Your answer should consist of the lines in the data below that contain "address".

══ Data shown ══

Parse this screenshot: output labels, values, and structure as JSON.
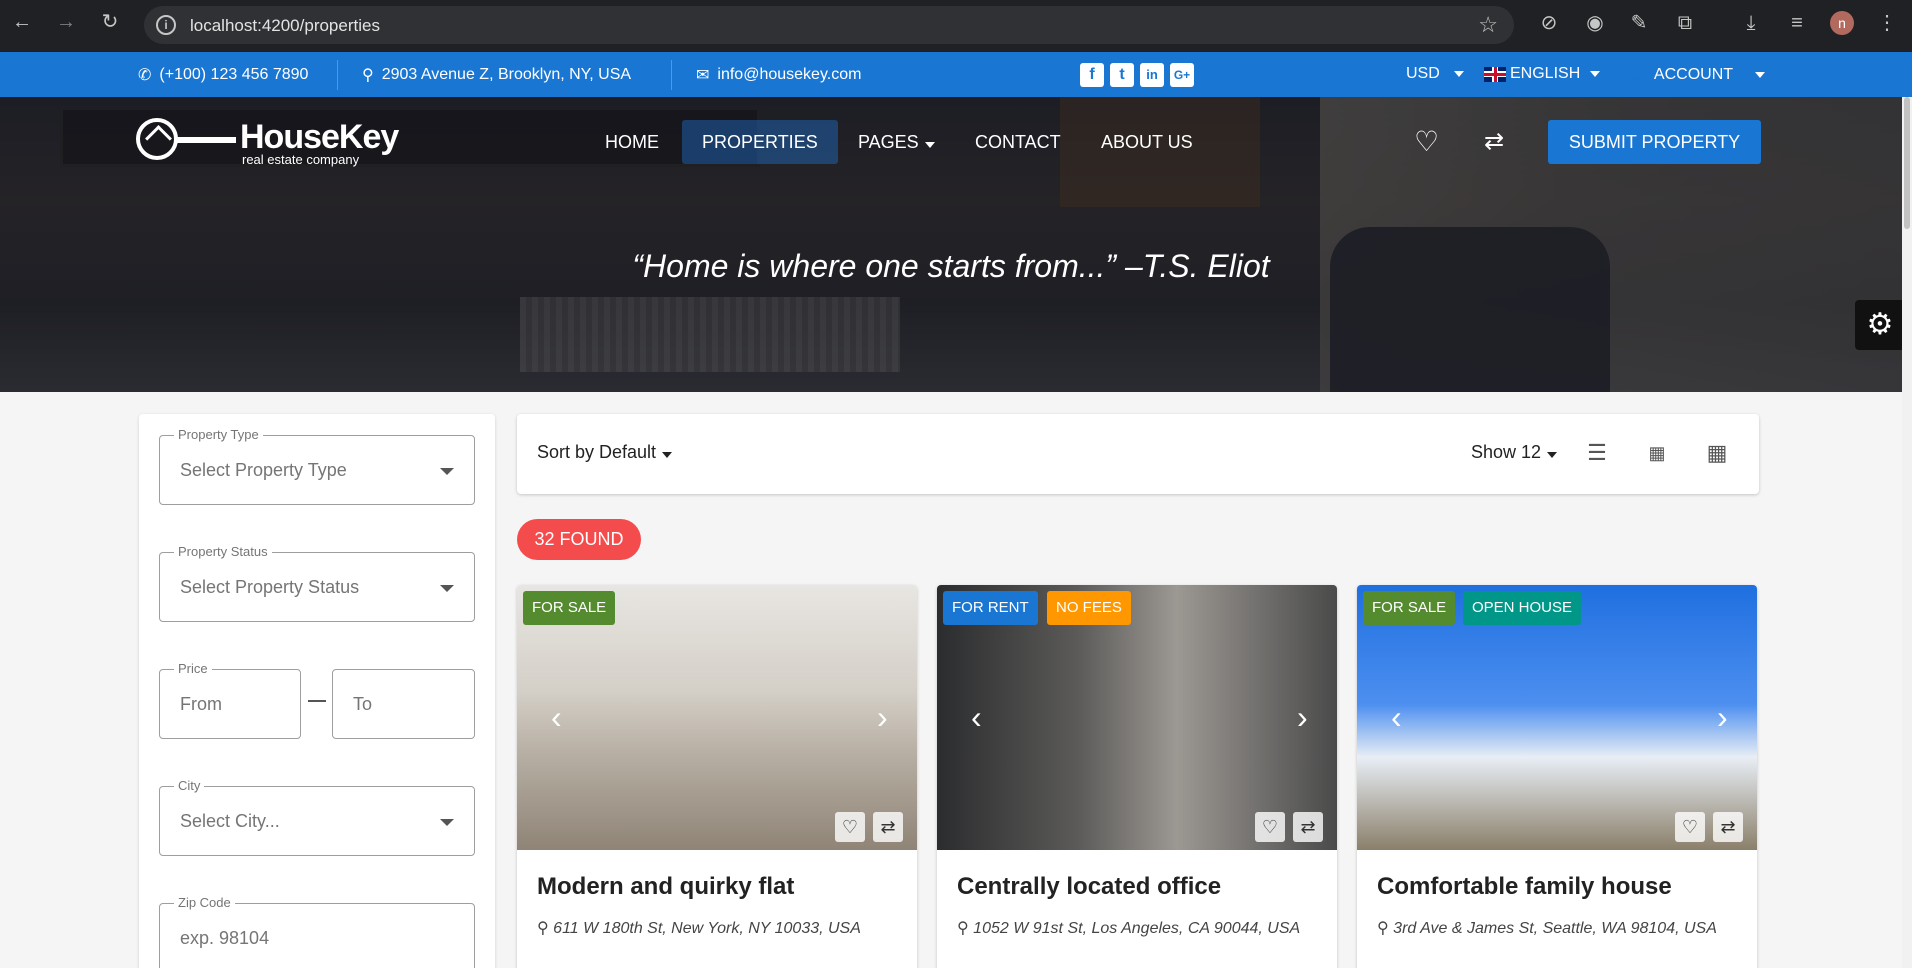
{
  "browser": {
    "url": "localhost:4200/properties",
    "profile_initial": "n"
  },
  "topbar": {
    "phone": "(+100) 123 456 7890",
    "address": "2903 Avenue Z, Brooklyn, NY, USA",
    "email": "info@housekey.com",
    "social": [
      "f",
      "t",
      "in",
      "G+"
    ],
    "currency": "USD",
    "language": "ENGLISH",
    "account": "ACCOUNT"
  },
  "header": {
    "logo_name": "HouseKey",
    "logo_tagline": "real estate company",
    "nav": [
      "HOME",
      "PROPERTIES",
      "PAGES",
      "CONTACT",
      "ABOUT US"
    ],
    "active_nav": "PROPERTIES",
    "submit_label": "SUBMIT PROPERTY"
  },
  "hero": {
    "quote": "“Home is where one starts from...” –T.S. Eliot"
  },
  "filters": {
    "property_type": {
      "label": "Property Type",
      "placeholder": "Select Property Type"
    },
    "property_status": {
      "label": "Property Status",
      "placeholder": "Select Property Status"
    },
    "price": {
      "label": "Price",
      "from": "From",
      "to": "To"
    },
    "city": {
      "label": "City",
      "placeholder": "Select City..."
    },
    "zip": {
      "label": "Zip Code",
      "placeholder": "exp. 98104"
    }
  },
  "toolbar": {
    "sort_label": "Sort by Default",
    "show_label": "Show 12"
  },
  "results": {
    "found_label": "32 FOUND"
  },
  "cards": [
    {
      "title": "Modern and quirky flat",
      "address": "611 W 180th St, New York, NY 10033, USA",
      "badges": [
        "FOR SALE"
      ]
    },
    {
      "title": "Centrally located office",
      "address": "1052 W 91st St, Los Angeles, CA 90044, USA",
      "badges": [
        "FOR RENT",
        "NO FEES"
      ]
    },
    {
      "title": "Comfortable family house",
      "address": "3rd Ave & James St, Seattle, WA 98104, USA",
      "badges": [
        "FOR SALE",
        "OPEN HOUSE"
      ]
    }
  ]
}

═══

Finished task:
    "address": "2903 Avenue Z, Brooklyn, NY, USA",
      "address": "611 W 180th St, New York, NY 10033, USA",
      "address": "1052 W 91st St, Los Angeles, CA 90044, USA",
      "address": "3rd Ave & James St, Seattle, WA 98104, USA",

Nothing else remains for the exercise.